* **Dataset rows describing interfaces**:
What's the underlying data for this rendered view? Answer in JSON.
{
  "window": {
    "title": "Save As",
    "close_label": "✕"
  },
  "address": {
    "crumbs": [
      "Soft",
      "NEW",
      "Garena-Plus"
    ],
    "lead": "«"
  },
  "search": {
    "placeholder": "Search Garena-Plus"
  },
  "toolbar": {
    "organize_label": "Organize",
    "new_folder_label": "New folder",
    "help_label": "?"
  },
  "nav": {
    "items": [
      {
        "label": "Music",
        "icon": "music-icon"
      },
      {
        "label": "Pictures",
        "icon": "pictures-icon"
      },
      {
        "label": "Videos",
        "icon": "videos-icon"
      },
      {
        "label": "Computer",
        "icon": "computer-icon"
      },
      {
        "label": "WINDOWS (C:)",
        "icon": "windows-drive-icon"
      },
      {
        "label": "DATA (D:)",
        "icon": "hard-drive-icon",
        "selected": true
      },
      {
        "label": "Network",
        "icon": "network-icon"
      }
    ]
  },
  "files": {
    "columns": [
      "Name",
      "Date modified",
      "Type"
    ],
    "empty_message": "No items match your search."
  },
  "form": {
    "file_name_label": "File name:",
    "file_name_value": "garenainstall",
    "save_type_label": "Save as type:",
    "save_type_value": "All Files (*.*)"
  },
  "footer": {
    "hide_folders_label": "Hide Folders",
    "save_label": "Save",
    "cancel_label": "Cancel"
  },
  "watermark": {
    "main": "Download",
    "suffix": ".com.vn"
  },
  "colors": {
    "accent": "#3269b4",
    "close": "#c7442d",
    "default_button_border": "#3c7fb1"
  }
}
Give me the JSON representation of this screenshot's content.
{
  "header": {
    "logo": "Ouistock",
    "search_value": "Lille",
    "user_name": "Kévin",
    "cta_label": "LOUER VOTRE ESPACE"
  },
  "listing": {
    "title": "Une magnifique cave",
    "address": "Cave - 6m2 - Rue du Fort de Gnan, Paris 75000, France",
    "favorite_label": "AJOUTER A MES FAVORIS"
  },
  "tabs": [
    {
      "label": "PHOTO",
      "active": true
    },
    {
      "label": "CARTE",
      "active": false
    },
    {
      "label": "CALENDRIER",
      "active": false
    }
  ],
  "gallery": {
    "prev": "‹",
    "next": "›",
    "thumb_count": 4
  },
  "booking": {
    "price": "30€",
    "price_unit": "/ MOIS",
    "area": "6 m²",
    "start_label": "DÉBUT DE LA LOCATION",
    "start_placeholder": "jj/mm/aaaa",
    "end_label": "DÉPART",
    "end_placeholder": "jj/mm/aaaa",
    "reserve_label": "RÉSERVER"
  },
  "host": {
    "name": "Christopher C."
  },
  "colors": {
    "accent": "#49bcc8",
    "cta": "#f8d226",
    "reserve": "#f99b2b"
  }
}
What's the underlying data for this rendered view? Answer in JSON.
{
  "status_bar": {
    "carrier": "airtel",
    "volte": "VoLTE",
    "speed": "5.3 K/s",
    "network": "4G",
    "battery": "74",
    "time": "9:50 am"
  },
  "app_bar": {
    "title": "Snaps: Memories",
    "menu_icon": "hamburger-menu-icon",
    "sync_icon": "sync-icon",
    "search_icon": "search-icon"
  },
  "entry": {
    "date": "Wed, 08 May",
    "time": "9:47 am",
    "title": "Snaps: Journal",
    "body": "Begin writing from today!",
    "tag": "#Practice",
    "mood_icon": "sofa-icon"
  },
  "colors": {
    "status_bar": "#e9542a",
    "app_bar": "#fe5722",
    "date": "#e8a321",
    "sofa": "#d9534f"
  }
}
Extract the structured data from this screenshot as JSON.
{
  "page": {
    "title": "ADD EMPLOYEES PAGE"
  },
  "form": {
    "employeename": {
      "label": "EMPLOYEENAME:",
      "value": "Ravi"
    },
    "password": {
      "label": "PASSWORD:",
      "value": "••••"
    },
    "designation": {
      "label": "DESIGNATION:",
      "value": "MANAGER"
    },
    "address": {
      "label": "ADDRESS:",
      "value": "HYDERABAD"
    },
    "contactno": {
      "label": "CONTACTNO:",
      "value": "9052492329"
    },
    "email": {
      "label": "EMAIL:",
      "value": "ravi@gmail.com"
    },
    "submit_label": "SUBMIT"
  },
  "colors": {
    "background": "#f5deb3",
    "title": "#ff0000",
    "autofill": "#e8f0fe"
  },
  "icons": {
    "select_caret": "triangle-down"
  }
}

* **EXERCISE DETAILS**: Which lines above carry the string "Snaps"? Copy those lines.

* **RESULT OF THE TASK**:
    "title": "Snaps: Memories",
    "title": "Snaps: Journal",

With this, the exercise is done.